TASK PROMPT - Quote the whole listing word for word, please.

EXERCISE MATERIALS -
════════
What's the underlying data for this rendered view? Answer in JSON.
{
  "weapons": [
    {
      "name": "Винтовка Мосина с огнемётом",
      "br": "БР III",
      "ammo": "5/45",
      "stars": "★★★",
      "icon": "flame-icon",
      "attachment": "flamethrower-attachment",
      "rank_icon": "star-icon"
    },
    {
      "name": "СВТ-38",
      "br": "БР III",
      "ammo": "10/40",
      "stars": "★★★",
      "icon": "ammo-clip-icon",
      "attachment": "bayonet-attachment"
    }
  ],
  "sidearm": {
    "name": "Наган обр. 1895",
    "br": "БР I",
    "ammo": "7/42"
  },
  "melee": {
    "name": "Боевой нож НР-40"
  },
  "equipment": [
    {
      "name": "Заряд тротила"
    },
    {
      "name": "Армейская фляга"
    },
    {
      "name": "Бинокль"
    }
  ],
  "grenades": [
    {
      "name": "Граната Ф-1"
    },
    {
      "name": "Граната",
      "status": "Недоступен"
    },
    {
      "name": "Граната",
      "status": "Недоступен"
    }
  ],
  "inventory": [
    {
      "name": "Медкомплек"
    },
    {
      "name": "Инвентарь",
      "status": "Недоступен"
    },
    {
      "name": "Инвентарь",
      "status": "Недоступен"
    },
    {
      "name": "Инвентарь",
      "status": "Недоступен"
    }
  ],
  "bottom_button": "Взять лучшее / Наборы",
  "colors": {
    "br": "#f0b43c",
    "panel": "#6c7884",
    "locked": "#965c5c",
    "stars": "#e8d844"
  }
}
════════
SOLUTION TO THE PROBLEM -
What's the underlying data for this rendered view? Answer in JSON.
{
  "weapons": [
    {
      "name": "Винтовка Мосина с огнемётом",
      "br": "БР III",
      "ammo": "5/45",
      "stars": "★★★",
      "icon": "flame-icon",
      "attachment": "flamethrower-attachment",
      "rank_icon": "star-icon"
    },
    {
      "name": "СВТ-38",
      "br": "БР III",
      "ammo": "10/40",
      "stars": "★★★",
      "icon": "ammo-clip-icon",
      "attachment": "bayonet-attachment"
    }
  ],
  "sidearm": {
    "name": "Наган обр. 1895",
    "br": "БР I",
    "ammo": "7/42"
  },
  "melee": {
    "name": "Боевой нож НР-40"
  },
  "equipment": [
    {
      "name": "Заряд тротила"
    },
    {
      "name": "Армейская фляга"
    },
    {
      "name": "Бинокль"
    }
  ],
  "grenades": [
    {
      "name": "Граната Ф-1"
    },
    {
      "name": "Граната",
      "status": "Недоступен"
    },
    {
      "name": "Граната",
      "status": "Недоступен"
    }
  ],
  "inventory": [
    {
      "name": "Медкомплек"
    },
    {
      "name": "Инвентарь",
      "status": "Недоступен"
    },
    {
      "name": "Инвентарь",
      "status": "Недоступен"
    },
    {
      "name": "Инвентарь",
      "status": "Недоступен"
    }
  ],
  "bottom_button": "Взять лучшее / Наборы",
  "colors": {
    "br": "#f0b43c",
    "panel": "#6c7884",
    "locked": "#965c5c",
    "stars": "#e8d844"
  }
}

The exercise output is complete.